"—moved to their puzzle RPG department," the developer wrapped up their previous conversation while manipulating something on their visual interface. "You have? Yup, there it is… let's see…"

Hayata mumbled to themselves for a few seconds then peeked over their monitor to make eye-contact with Tadashi while waving him over.

"What is it?" He grudgingly unplugged the cord from his neural port and trudged to where the developer reclined.

"You're sure this is the file they sent?" A series of rapid gestures saw whatever image they were viewing reflected onto the monitor. "It's kind of, how do I say this, barebones?"

"I could ask them for something more detailed," Tadashi half-heartedly offered. If the appearance was what caused Hayata to fret, then it was fine for the item to look a tad shoddy, wasn't it? Abilities on the level of what was listed wouldn't normally ever be approved. "Everything else is okay though?"

"Two weeks left," Hayata simply said with a shrug. "And on a scale of 'how bad can this mess things up,' this item isn't up there."

"Yeah, makes sense," he thought as much. Various in-game windows opened on the monitor—to keep from glutting Hayata's vision, he supposed—some swiftly filled with a few lines of script, some occasionally interacted with to toggle one option or another, and others displaying a sphere with cycling textures. "Didn't think you'd go through the trouble of making an item model."

"Eh, it's just a sphere," Hayata's eyes flicked to and fro, closing out the modeling program in exchange for Yggdrasil. "Having a『World Item』look so pitiful would break my heart, uwaaa~"

As he witnessed the developer's insufferable behavior, Tadashi was once again reminded of why exactly the players disliked them. Difficult settings and mechanics were fine, but for the designers of a game to be the equivalent of internet trolls was… "So, you're not going to change anything?"

"I'll make it so all their summons go 'poof' when they die," that was fair. "And when they unequip."

"That sounds like it'll be pretty prone to accidents."

Then again, even those drawbacks were reasonable considering what the item would do. Locking away one hand during combat was a small price to pay in comparison.

"I have a reputation to uphold, you know?" The developer smugly wiped their nose. "If I don't do at least this little, the players might even end up liking us."

"Of course. Forgive me for misspeaking."

"Don't be like that," Hayata rolled his neck with a crack. "Two weeks, remember? I even added a function that lets them keep summons packed away in the item! Less work on you guys, I figured, if they don't bother clogging the zones."

"Wouldn't they be able to drop everything at once instead of needing to move everything around then?"

"There's a spawning timer for it," Hayata dismissively waved and returned to the idol compilation videos they probably had playing in the background. "The Higher the tier, the longer it'll take to drag out. By the way, you can go and close that ticket now."

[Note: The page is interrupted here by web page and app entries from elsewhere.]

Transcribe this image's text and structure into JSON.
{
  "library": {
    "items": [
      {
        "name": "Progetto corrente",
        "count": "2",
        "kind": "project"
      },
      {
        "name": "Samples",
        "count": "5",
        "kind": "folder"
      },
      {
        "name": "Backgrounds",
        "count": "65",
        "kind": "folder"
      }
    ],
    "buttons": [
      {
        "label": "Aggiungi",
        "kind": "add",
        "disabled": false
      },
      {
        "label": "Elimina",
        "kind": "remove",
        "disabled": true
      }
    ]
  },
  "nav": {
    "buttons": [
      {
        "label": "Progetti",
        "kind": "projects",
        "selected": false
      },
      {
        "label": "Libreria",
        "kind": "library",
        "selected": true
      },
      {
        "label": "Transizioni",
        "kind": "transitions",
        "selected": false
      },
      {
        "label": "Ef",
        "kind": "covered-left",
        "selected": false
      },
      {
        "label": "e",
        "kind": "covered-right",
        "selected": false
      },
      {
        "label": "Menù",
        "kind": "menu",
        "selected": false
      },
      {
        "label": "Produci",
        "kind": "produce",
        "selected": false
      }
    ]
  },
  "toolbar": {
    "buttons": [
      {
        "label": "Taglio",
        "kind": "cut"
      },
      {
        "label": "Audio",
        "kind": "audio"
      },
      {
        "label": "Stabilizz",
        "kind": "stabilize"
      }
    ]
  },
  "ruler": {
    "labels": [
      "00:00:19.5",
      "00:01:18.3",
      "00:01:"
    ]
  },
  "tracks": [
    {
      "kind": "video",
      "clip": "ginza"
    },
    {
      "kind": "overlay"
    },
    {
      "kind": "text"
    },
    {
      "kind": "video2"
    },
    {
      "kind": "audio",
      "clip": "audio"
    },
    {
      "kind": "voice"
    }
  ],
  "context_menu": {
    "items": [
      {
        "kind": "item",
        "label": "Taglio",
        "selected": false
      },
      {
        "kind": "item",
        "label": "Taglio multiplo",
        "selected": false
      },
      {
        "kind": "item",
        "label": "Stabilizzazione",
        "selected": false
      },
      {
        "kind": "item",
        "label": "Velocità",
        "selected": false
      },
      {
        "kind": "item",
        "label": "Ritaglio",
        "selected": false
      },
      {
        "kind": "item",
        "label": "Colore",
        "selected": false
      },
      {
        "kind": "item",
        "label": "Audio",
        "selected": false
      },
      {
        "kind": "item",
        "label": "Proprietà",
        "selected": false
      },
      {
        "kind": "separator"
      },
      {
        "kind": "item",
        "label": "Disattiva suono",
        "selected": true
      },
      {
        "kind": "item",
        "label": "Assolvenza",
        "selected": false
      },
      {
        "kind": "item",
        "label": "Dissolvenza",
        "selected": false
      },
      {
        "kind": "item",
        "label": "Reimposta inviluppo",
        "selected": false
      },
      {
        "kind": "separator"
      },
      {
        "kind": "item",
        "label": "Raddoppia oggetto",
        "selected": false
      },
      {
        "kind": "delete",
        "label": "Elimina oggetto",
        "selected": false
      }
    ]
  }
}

He thanked them and returned to his seat, body sinking into the cushions with a sigh. Exhaustion settled deep within, or finally made itself known, as he re-plugged the port.

It felt like they did something big, monumental in a way he couldn't put into words—and that was idiotic and delusional, because what the hell was a virtual item for a game dead by next month going to change?

'They'll have fun with it, I guess,' ending Yggdrasil on a high note might make the player's day for the next two weeks, as pitiful as that sounded. 'Hopefully without creating more actual work for us.'

Tadashi stared off into space and took solace in the fact he at least had another job lined up after this. An entry-level programming position for a shooter project that was certainly not looking to do any favors to his already poor sleeping habits.

'Wouldn't have gotten it without the recommendations from here either,' all the more reason to make sure he didn't slack off too hard during this last stretch. 'Fuuu… shit…'

He was really looking forward to that cream bun.